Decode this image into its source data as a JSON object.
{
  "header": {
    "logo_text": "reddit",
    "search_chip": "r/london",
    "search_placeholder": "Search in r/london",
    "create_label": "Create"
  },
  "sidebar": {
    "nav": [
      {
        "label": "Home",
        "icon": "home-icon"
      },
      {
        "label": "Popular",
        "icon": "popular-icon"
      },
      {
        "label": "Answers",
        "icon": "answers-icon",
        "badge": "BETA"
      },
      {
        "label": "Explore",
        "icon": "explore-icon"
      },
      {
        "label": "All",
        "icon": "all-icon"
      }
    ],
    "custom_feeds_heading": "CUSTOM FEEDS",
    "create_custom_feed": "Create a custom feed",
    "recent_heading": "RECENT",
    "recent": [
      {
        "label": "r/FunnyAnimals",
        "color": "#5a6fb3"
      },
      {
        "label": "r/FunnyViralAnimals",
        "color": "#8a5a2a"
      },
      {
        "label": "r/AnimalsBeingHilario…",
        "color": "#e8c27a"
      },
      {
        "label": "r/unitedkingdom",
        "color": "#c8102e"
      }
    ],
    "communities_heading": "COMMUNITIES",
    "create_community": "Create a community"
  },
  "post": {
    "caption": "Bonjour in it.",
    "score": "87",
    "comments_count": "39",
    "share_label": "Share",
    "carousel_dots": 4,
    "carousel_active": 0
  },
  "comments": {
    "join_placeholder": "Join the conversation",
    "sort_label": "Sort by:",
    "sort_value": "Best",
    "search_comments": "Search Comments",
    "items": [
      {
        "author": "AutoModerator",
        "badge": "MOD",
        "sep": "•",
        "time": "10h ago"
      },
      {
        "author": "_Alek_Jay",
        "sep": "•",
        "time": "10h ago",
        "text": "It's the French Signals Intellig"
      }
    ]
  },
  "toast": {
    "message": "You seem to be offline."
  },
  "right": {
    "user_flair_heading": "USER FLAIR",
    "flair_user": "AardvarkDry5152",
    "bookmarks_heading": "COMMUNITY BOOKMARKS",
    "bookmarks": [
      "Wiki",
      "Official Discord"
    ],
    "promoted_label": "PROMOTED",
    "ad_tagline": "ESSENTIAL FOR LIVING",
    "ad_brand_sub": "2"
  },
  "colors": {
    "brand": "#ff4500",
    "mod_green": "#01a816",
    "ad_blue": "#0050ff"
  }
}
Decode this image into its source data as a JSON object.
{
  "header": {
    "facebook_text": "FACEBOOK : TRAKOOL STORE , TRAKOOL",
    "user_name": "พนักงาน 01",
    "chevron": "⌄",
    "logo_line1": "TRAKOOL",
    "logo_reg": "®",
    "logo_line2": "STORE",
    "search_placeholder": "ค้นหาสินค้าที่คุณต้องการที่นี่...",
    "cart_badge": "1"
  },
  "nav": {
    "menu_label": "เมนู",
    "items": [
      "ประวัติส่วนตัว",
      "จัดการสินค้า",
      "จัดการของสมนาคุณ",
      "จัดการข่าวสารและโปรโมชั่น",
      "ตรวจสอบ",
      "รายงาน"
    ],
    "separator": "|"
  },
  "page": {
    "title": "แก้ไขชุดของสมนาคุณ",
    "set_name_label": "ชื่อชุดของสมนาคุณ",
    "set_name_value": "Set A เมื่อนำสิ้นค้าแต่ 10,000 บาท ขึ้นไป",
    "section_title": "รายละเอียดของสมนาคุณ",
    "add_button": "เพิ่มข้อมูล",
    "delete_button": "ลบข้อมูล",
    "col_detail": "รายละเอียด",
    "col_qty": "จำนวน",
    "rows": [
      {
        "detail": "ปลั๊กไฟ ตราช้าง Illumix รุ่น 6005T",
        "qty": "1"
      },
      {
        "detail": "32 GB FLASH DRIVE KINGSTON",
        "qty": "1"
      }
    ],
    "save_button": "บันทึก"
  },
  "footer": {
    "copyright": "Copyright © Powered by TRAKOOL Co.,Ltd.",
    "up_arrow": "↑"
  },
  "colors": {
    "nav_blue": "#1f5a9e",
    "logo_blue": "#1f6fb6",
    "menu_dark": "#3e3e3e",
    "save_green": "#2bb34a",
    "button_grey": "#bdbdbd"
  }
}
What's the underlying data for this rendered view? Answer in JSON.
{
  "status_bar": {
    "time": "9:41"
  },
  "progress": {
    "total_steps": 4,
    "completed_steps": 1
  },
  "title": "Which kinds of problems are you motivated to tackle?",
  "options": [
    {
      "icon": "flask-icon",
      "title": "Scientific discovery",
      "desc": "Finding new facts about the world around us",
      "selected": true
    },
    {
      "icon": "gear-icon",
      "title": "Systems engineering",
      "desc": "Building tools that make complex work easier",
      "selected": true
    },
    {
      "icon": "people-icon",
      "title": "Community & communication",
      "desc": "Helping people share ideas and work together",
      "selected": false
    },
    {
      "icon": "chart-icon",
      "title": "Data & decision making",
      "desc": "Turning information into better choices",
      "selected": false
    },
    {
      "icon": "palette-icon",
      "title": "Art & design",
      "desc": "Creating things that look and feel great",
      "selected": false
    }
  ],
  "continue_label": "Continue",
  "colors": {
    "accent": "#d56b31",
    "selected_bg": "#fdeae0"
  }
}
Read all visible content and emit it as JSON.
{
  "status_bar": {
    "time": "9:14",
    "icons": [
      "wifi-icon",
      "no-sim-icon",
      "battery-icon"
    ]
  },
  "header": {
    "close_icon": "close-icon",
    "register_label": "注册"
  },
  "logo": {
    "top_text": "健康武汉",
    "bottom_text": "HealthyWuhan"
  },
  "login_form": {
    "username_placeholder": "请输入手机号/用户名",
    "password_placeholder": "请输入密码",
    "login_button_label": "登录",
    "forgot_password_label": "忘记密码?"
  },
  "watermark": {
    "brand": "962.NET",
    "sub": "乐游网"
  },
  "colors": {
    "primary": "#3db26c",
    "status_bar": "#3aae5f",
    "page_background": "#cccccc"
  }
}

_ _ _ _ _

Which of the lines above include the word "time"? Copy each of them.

        "time": "10h ago"
        "time": "10h ago",
    "time": "9:41"
    "time": "9:14",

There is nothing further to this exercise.